OBJECTION #3: “Does God have the right to send people to hell?”

First, God has the right to judge. The Bible teaches that the God of the Bible will be fair in judging all people. God has never sinned, and he cannot be in the presence of sin (Hab. 1:13); therefore, he has to judge the sin around him. Currently, we trust sinful judges to distribute justice, but at the end of time, the sinless Judge will deal out justice fairly. John Wenham writes, “Any apparent unfairness in God’s treatment of us arises not because some have too much punishment, but because some of us, by virtue of the cross, appear to have too little.”[1]

Second, according to the Bible, people send themselves to hell. As we look at the passages on hell in the New Testament, we see that people have turned from God their entire lives (Rom. 3:10-11), and they do not want to be in God’s presence (2 Thess. 1:8-9). In fact, many commentators have noted the bitterness of “the rich man” in hell: he never asks to leave, he blames God for not giving him enough revelation, and he still treats Lazarus like his poor water boy (Lk. 16:19-31). Nothing changes in this man’s heart after he goes to hell; instead, he becomes more resistant to God.

In a great and terrible act of fairness, God will give people what they want –separation from himself. What could be fairer than that? As C.S. Lewis writes, “There are only two kinds of people in the end: those who say to God, ‘Thy will be done’, and those to whom God says, in the end, ‘Thy will be done.’”[2] God will not force his love on someone. As philosopher Norman Geisler writes, “Forced love is not love; it is rape.”[3] God does not force himself on anyone; instead, he woos people to himself with gentle love.

Why then would anyone choose to go to hell? This is peculiar, but we see bizarre choices like this all the time. Geisler comments,

Hell is not what men want (desire), but it is what they will (decide to do). Men do not want war, but neither do they will to eliminate what causes it. Unless we begin to will conditions of peace, we will continue to have war. A wino doesn’t want a hangover, but he wills himself one when he drinks. So it is with hell. Those who go there choose the conditions but do not relish the consequences.[4]

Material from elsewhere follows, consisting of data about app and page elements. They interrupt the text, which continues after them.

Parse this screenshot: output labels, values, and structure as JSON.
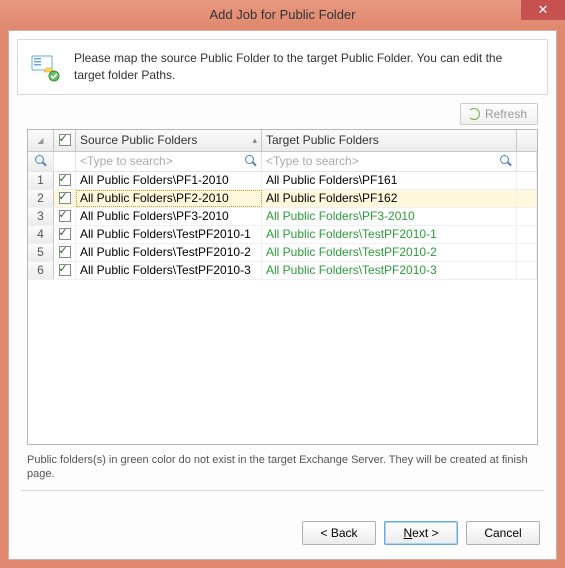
{
  "title": "Add Job for Public Folder",
  "instruction": "Please map the source Public Folder to the target Public Folder. You can edit the target folder Paths.",
  "refresh_label": "Refresh",
  "columns": {
    "source": "Source Public Folders",
    "target": "Target Public Folders"
  },
  "search_placeholder": "<Type to search>",
  "header_checkbox_checked": true,
  "selected_row_index": 2,
  "rows": [
    {
      "idx": "1",
      "checked": true,
      "source": "All Public Folders\\PF1-2010",
      "target": "All Public Folders\\PF161",
      "target_new": false
    },
    {
      "idx": "2",
      "checked": true,
      "source": "All Public Folders\\PF2-2010",
      "target": "All Public Folders\\PF162",
      "target_new": false
    },
    {
      "idx": "3",
      "checked": true,
      "source": "All Public Folders\\PF3-2010",
      "target": "All Public Folders\\PF3-2010",
      "target_new": true
    },
    {
      "idx": "4",
      "checked": true,
      "source": "All Public Folders\\TestPF2010-1",
      "target": "All Public Folders\\TestPF2010-1",
      "target_new": true
    },
    {
      "idx": "5",
      "checked": true,
      "source": "All Public Folders\\TestPF2010-2",
      "target": "All Public Folders\\TestPF2010-2",
      "target_new": true
    },
    {
      "idx": "6",
      "checked": true,
      "source": "All Public Folders\\TestPF2010-3",
      "target": "All Public Folders\\TestPF2010-3",
      "target_new": true
    }
  ],
  "footnote": "Public folders(s) in green color do not exist in the target Exchange Server. They will be created at finish page.",
  "buttons": {
    "back": "< Back",
    "next": "Next >",
    "cancel": "Cancel"
  }
}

The people in hell might not ever choose to leave, because of their lack of humility. Apart from God, they grumble for eternity, blaming others and blaming God. Like the bitter family member who holds a grudge for decades, those in hell might find it harder and harder to change their mind with the passage of time.

Third, heaven is all about delighting in God’s love. As we read through the passages on heaven in the Bible, we quickly realize that heaven will be focused around the love of Christ. If someone rejects this love on Earth, then they won’t appreciate or delight in Jesus’ love in heaven. That is, if you don’t love Jesus, then you won’t want to be in heaven, because heaven is all about Jesus. Heaven would be hell for someone who doesn’t love God.

Return to original article: “Is Hell Divine Overkill?”




[1] Wenham, John William. The Goodness of God. Downers Grove, IL: InterVarsity, 1974. 84.

[2] Lewis, C. S. The Great Divorce,. New York: Macmillan, 1946. 69.

[3] Geisler, Norman L. Baker Encyclopedia of Christian Apologetics. Grand Rapids, MI: Baker, 1999. 311.

[4] Geisler, Norman L. The Roots of Evil. Grand Rapids, MI: Zondervan Pub. House, 1978. 88.